▶ _Problem statement_:
Every line containing the word "JSON" is to be copied from the data below.

▶ _Exercise data_:

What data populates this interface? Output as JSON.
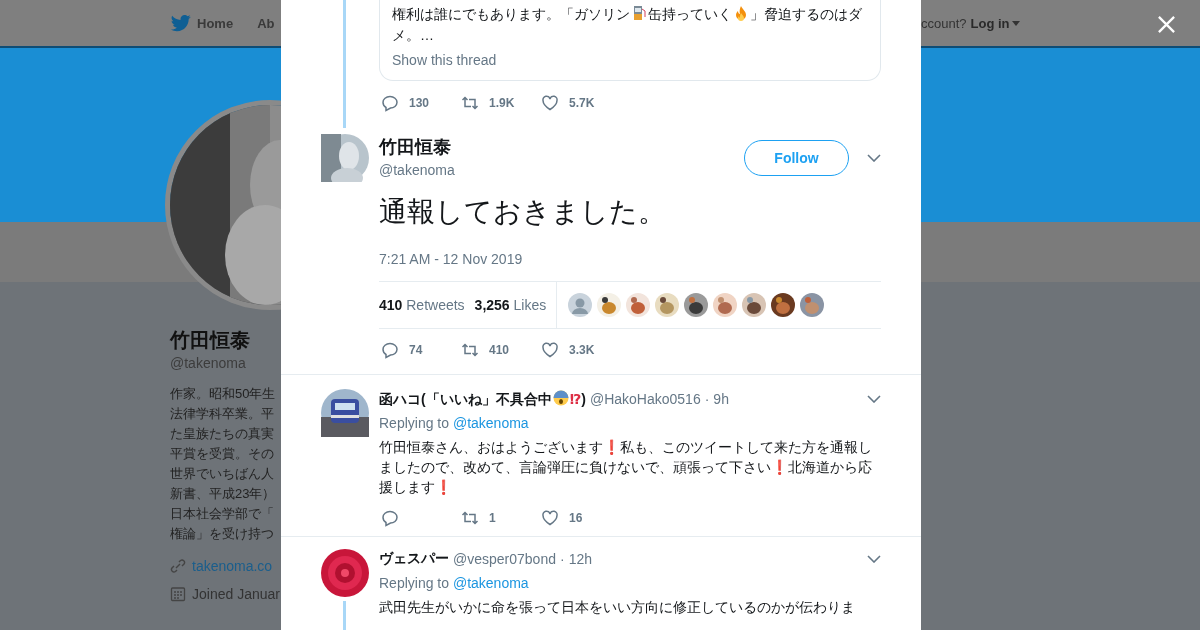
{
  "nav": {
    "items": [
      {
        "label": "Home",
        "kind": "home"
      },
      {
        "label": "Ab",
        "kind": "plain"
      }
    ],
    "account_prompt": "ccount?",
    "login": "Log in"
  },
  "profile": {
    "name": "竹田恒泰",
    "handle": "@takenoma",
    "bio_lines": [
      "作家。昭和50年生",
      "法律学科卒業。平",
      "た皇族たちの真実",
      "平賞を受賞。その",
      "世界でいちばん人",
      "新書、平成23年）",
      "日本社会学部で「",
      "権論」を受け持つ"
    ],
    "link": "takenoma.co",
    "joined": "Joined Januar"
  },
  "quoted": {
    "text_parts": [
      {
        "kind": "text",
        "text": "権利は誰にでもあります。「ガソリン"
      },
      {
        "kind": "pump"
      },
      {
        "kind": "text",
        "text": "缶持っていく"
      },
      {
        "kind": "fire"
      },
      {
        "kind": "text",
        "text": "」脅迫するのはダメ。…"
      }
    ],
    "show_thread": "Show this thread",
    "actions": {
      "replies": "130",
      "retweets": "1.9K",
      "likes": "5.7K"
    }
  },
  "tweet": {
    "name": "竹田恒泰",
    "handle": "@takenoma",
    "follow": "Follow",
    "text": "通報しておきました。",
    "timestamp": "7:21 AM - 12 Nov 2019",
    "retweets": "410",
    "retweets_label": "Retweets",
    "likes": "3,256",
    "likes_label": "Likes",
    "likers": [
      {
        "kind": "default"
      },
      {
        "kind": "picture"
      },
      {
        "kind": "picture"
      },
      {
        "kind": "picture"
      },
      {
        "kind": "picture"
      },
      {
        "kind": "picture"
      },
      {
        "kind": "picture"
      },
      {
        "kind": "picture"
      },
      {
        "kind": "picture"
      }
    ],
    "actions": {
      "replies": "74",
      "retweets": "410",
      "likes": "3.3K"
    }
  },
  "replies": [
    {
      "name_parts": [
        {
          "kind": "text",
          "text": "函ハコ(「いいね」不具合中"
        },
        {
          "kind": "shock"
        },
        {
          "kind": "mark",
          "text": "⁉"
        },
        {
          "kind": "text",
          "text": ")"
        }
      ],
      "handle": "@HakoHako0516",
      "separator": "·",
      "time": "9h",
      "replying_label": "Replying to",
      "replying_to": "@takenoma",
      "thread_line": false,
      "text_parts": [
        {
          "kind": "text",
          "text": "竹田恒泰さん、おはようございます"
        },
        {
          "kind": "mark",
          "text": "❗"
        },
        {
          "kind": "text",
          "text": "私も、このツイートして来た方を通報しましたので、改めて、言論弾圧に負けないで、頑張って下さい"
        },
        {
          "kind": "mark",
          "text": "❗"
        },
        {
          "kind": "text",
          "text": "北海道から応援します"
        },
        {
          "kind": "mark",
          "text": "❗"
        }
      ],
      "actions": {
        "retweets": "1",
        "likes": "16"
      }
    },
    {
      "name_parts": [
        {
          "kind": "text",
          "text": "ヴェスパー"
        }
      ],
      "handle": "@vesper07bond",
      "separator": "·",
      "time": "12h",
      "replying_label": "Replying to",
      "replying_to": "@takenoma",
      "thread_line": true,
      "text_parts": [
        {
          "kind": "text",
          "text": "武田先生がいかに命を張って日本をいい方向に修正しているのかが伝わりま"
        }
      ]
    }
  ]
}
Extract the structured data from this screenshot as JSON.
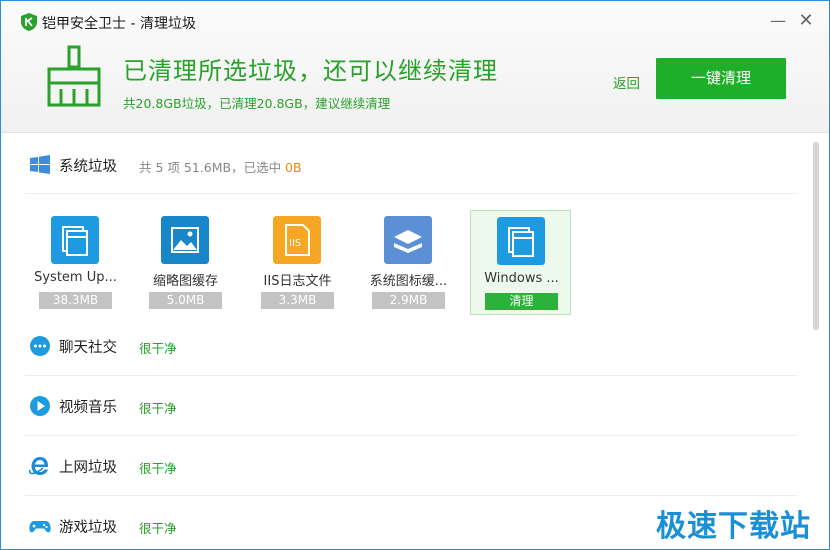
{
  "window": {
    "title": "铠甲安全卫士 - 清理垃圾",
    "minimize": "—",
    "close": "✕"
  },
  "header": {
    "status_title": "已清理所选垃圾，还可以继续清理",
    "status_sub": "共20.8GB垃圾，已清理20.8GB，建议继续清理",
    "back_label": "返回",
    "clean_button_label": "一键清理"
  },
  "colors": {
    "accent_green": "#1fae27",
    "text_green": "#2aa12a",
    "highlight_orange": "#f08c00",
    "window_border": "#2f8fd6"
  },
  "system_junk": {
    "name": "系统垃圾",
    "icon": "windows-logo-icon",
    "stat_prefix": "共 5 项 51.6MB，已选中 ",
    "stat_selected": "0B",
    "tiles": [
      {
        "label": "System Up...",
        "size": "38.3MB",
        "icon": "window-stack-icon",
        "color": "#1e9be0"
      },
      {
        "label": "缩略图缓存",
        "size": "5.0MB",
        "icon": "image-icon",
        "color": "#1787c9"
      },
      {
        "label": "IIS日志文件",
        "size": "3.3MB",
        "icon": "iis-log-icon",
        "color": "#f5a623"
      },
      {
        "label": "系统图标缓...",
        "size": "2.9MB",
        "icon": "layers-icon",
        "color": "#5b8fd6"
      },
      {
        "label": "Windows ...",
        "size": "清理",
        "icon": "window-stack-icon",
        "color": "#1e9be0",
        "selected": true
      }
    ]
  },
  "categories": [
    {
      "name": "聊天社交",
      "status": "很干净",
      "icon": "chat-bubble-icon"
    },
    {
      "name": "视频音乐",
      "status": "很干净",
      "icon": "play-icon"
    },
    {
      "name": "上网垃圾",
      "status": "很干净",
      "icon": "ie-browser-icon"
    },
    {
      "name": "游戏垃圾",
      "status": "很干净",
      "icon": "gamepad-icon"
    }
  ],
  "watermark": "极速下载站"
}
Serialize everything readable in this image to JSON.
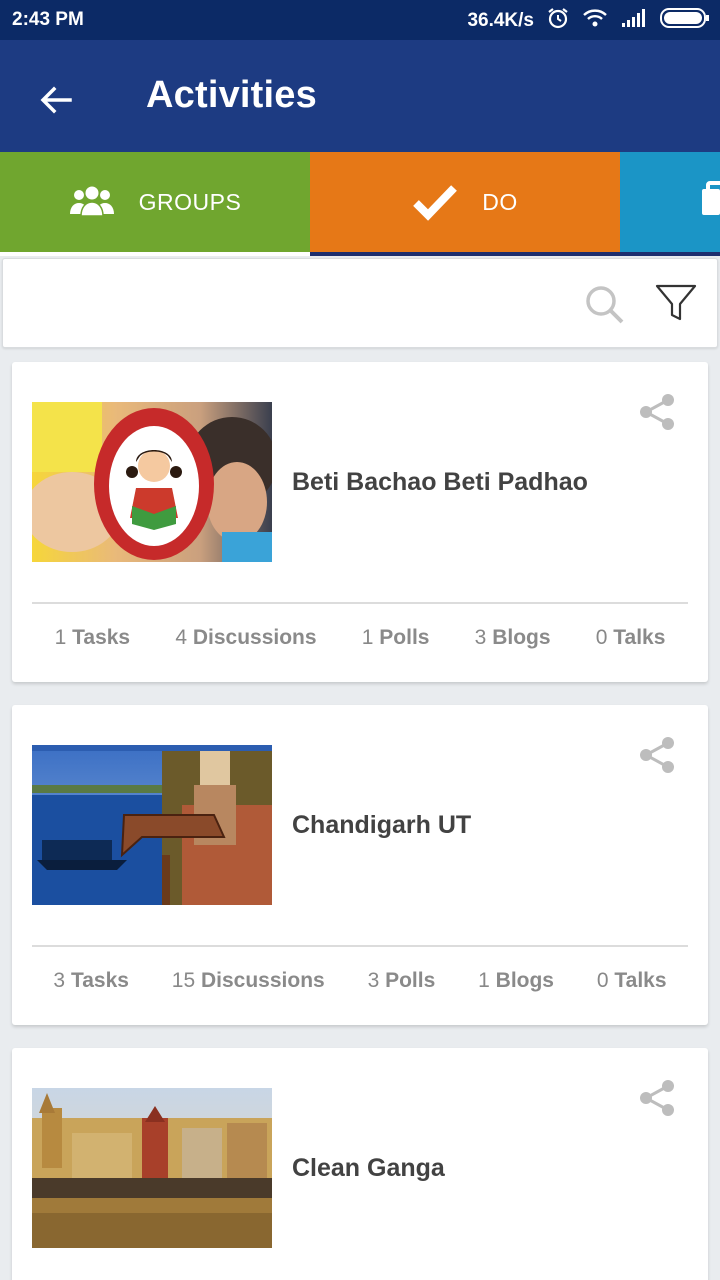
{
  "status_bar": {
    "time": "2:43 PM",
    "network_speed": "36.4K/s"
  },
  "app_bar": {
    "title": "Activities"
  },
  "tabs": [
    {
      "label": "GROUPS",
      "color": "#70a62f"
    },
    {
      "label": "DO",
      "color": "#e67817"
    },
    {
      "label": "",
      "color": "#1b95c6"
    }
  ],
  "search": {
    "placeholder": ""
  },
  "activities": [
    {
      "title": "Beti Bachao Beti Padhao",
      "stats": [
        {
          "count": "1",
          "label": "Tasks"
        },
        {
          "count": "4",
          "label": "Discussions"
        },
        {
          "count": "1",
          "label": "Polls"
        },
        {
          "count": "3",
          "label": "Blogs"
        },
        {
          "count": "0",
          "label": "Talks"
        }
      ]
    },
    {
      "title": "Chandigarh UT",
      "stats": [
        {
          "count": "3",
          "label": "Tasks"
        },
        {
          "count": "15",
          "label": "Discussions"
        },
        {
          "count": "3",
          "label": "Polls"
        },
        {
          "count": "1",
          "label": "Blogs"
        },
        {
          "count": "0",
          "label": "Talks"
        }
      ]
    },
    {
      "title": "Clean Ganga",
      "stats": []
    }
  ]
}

▶ _Exercise response_:
What data populates this interface? Output as JSON.
Extract the structured data from this screenshot as JSON.
Serialize everything readable in this image to JSON.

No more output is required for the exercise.